The impact of evacuation on children depended to an extent on which social strata you were in at the time. Parents who had access to money invariably made their own arrangements. Children at private schools based in the cities tended to move out to manor houses in the countryside where children at that school could be kept together. But 1.9 million children gathered at rail stations in early September not knowing where they were going nor if they would be split from brothers and sisters who had gathered with them.


World War Two was the first war where Britain itself was the target of frequent attacks by the enemy. With the success of the Battle of Britain and the suspension of ‘Operation Sea Lion’, the only way Germany could get at mainland Britain was to bomb it. This occurred during the Blitz and seemed to reinforce the government’s decision to introduce evacuation at the start of the war.

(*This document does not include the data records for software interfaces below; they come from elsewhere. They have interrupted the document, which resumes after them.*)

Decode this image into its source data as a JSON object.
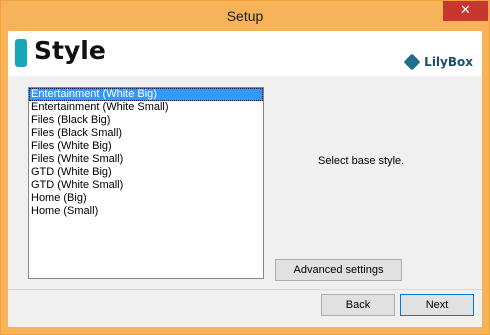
{
  "window": {
    "title": "Setup",
    "close_glyph": "✕"
  },
  "header": {
    "title": "Style",
    "logo_icon": "lilybox-logo-icon",
    "logo_text": "LilyBox"
  },
  "style_list": {
    "selected_index": 0,
    "items": [
      {
        "label": "Entertainment (White Big)"
      },
      {
        "label": "Entertainment (White Small)"
      },
      {
        "label": "Files (Black Big)"
      },
      {
        "label": "Files (Black Small)"
      },
      {
        "label": "Files (White Big)"
      },
      {
        "label": "Files (White Small)"
      },
      {
        "label": "GTD (White Big)"
      },
      {
        "label": "GTD (White Small)"
      },
      {
        "label": "Home (Big)"
      },
      {
        "label": "Home (Small)"
      }
    ]
  },
  "description": "Select base style.",
  "buttons": {
    "advanced": "Advanced settings",
    "back": "Back",
    "next": "Next"
  },
  "colors": {
    "title_bar": "#f6b35a",
    "close_button": "#c7372f",
    "accent": "#17a7b6",
    "selection": "#3399ff"
  }
}
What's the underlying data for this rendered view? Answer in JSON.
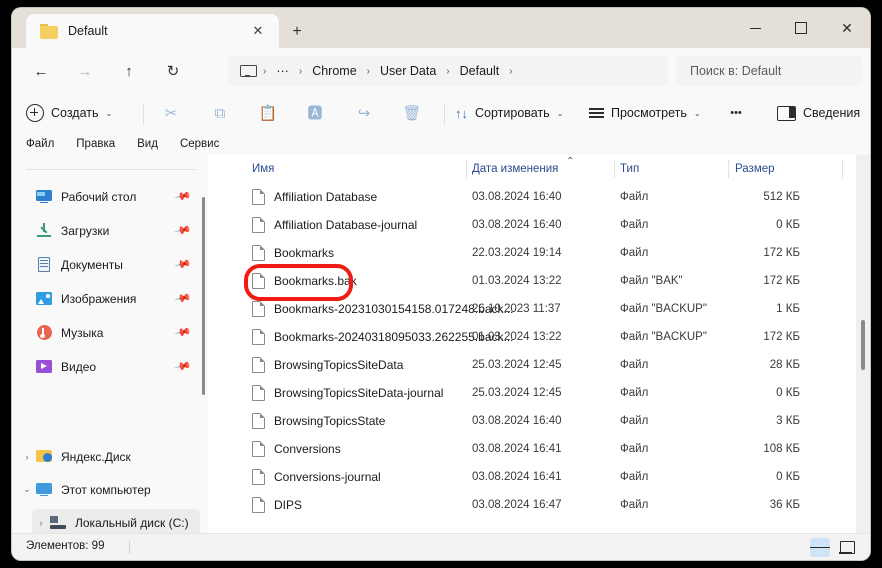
{
  "window": {
    "tab_title": "Default",
    "tab_close_label": "✕",
    "new_tab_label": "+",
    "minimize_label": "",
    "maximize_label": "",
    "close_label": "✕"
  },
  "nav": {
    "back": "←",
    "forward": "→",
    "up": "↑",
    "refresh": "↻",
    "breadcrumbs": [
      "Chrome",
      "User Data",
      "Default"
    ],
    "overflow": "···",
    "separator": "›",
    "pc_icon": "monitor-icon"
  },
  "search": {
    "placeholder": "Поиск в: Default"
  },
  "toolbar": {
    "new_label": "Создать",
    "cut_label": "✂",
    "copy_label": "⧉",
    "paste_label": "📋",
    "rename_label": "🅰",
    "share_label": "↪",
    "delete_label": "🗑",
    "sort_label": "Сортировать",
    "sort_icon": "↑↓",
    "view_label": "Просмотреть",
    "more_label": "•••",
    "details_label": "Сведения",
    "chevron": "⌄"
  },
  "menubar": {
    "items": [
      "Файл",
      "Правка",
      "Вид",
      "Сервис"
    ]
  },
  "sidebar": {
    "quick": [
      {
        "label": "Рабочий стол",
        "icon": "desktop-icon",
        "pinned": true
      },
      {
        "label": "Загрузки",
        "icon": "downloads-icon",
        "pinned": true
      },
      {
        "label": "Документы",
        "icon": "documents-icon",
        "pinned": true
      },
      {
        "label": "Изображения",
        "icon": "pictures-icon",
        "pinned": true
      },
      {
        "label": "Музыка",
        "icon": "music-icon",
        "pinned": true
      },
      {
        "label": "Видео",
        "icon": "videos-icon",
        "pinned": true
      }
    ],
    "tree": [
      {
        "label": "Яндекс.Диск",
        "icon": "yandex-disk-icon",
        "caret": "›",
        "selected": false
      },
      {
        "label": "Этот компьютер",
        "icon": "this-pc-icon",
        "caret": "⌄",
        "selected": false
      },
      {
        "label": "Локальный диск (C:)",
        "icon": "hard-drive-icon",
        "caret": "›",
        "selected": true
      }
    ],
    "pin_glyph": "📌"
  },
  "filelist": {
    "columns": [
      {
        "label": "Имя"
      },
      {
        "label": "Дата изменения"
      },
      {
        "label": "Тип"
      },
      {
        "label": "Размер"
      }
    ],
    "sort_caret": "⌃",
    "rows": [
      {
        "name": "Affiliation Database",
        "date": "03.08.2024 16:40",
        "type": "Файл",
        "size": "512 КБ"
      },
      {
        "name": "Affiliation Database-journal",
        "date": "03.08.2024 16:40",
        "type": "Файл",
        "size": "0 КБ"
      },
      {
        "name": "Bookmarks",
        "date": "22.03.2024 19:14",
        "type": "Файл",
        "size": "172 КБ"
      },
      {
        "name": "Bookmarks.bak",
        "date": "01.03.2024 13:22",
        "type": "Файл \"BAK\"",
        "size": "172 КБ"
      },
      {
        "name": "Bookmarks-20231030154158.017248.back...",
        "date": "26.10.2023 11:37",
        "type": "Файл \"BACKUP\"",
        "size": "1 КБ"
      },
      {
        "name": "Bookmarks-20240318095033.262255.back...",
        "date": "01.03.2024 13:22",
        "type": "Файл \"BACKUP\"",
        "size": "172 КБ"
      },
      {
        "name": "BrowsingTopicsSiteData",
        "date": "25.03.2024 12:45",
        "type": "Файл",
        "size": "28 КБ"
      },
      {
        "name": "BrowsingTopicsSiteData-journal",
        "date": "25.03.2024 12:45",
        "type": "Файл",
        "size": "0 КБ"
      },
      {
        "name": "BrowsingTopicsState",
        "date": "03.08.2024 16:40",
        "type": "Файл",
        "size": "3 КБ"
      },
      {
        "name": "Conversions",
        "date": "03.08.2024 16:41",
        "type": "Файл",
        "size": "108 КБ"
      },
      {
        "name": "Conversions-journal",
        "date": "03.08.2024 16:41",
        "type": "Файл",
        "size": "0 КБ"
      },
      {
        "name": "DIPS",
        "date": "03.08.2024 16:47",
        "type": "Файл",
        "size": "36 КБ"
      }
    ]
  },
  "annotation": {
    "target": "Bookmarks",
    "color": "#ef1c15"
  },
  "status": {
    "items_label": "Элементов: 99",
    "view_list_icon": "list-view-icon",
    "view_tiles_icon": "tile-view-icon"
  }
}
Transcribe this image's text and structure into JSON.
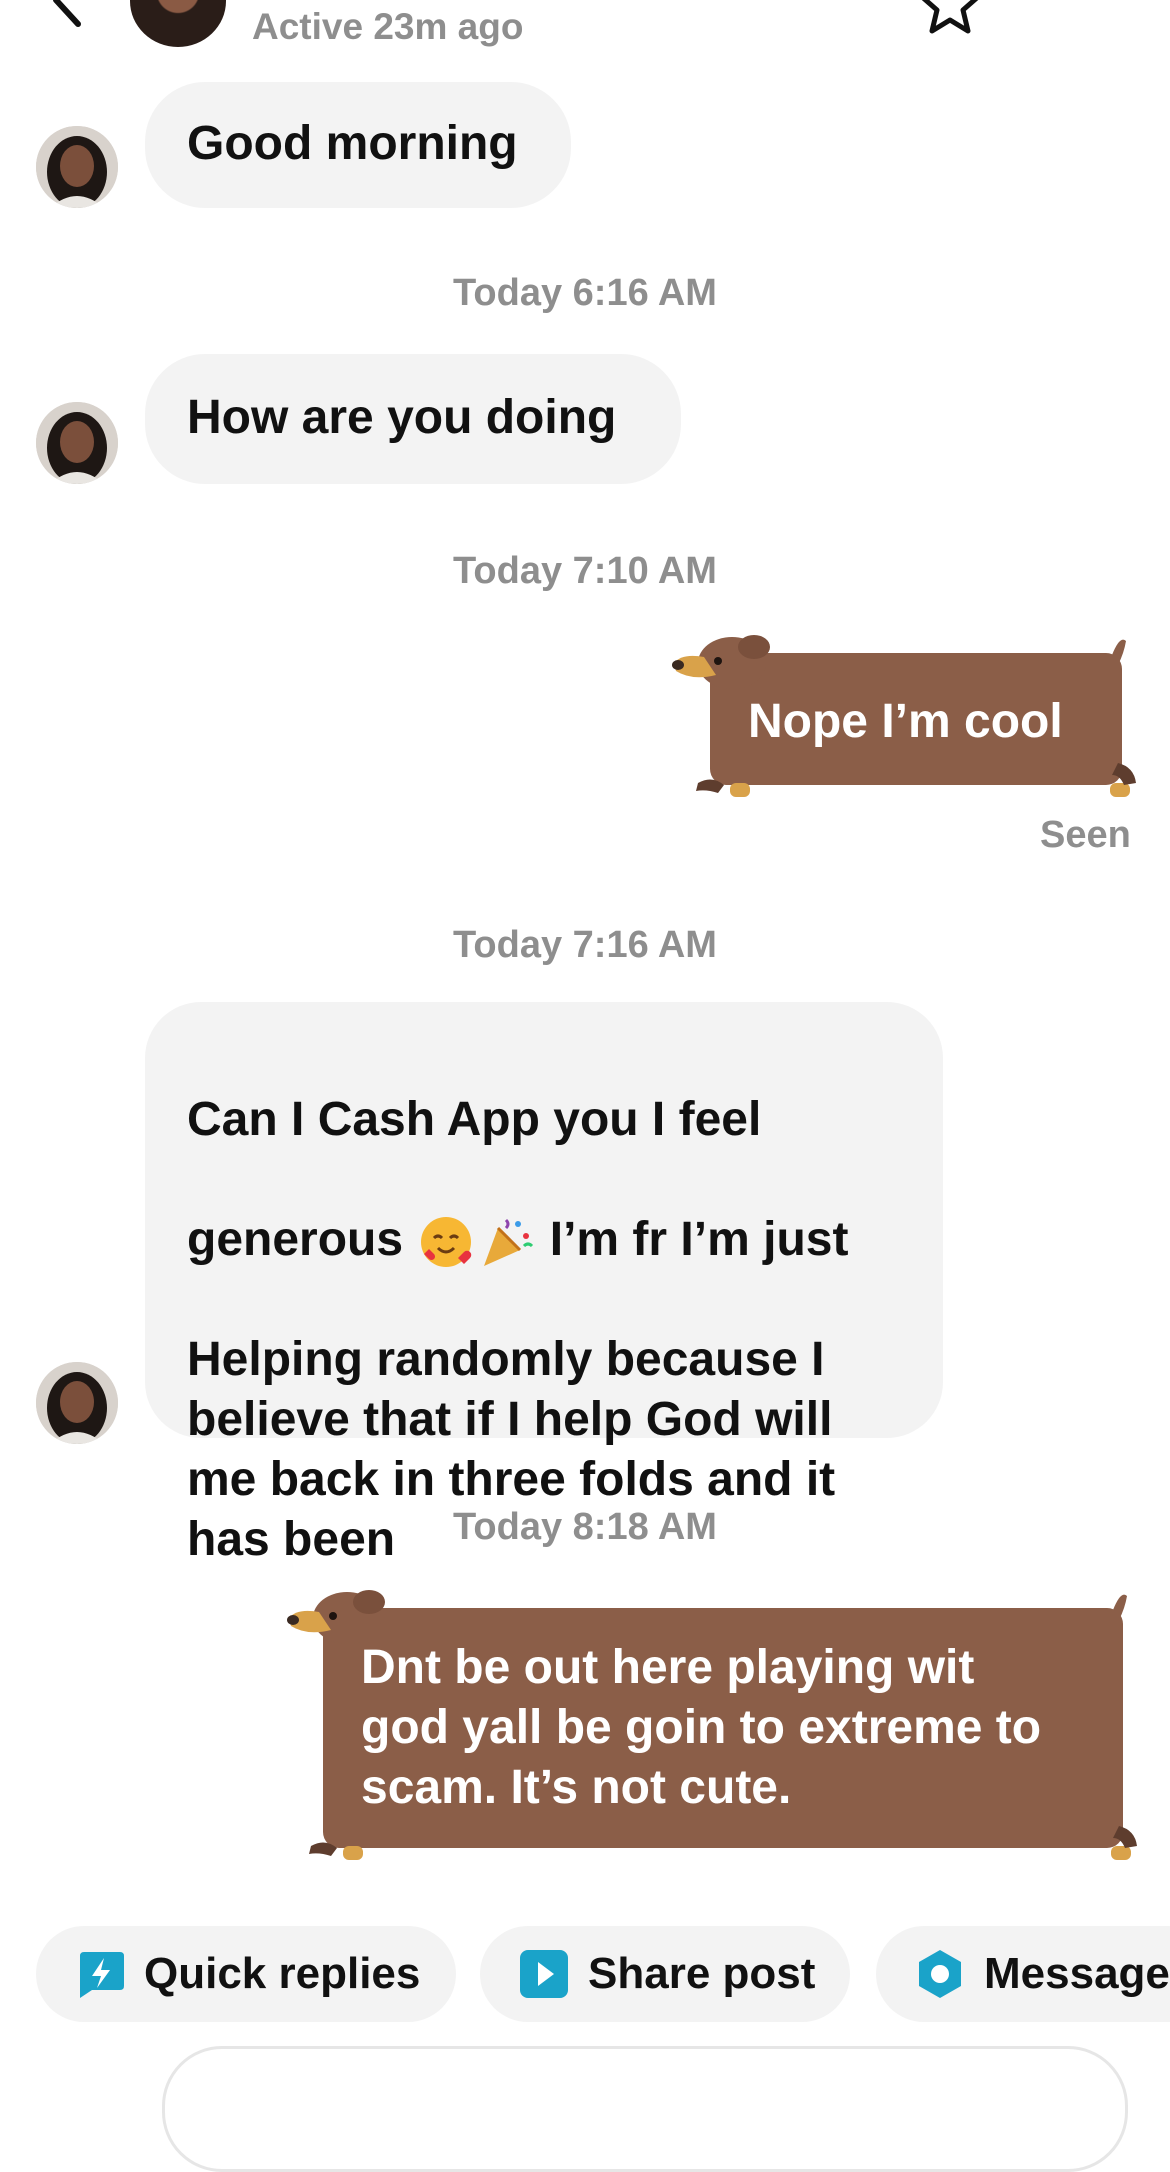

Children did go to school though some schools moved from towns to the country side. As well as ordinary lessons children learned air raid drills; leaving classrooms when the sirens sounded to go to air raid shelters. To raise money for the 'war effort', schools started 'Spitfire Funds' and National Savings Groups. More than 6,000 school savings groups started in 1940. Children saved money each week. Many schools gave children free milk, and there were school dinners too, for a small charge.


Food rationing was introduced in stages, beginning in January 1940. Foods that were rationed included bacon, butter, sugar, meat, tea, cooking fat, jam, cheese, eggs and milk. Rationing started on January 8th 1940, when bacon, butter and sugar were rationed (by weight), followed by meat in March 1940. In July 1940, tea, cooking fat, jam and cheese were also rationed (by weight). Eggs and milk were rationed by allocating supplies to shops in proportion to the number of customers registered there.



A Wartime Childhood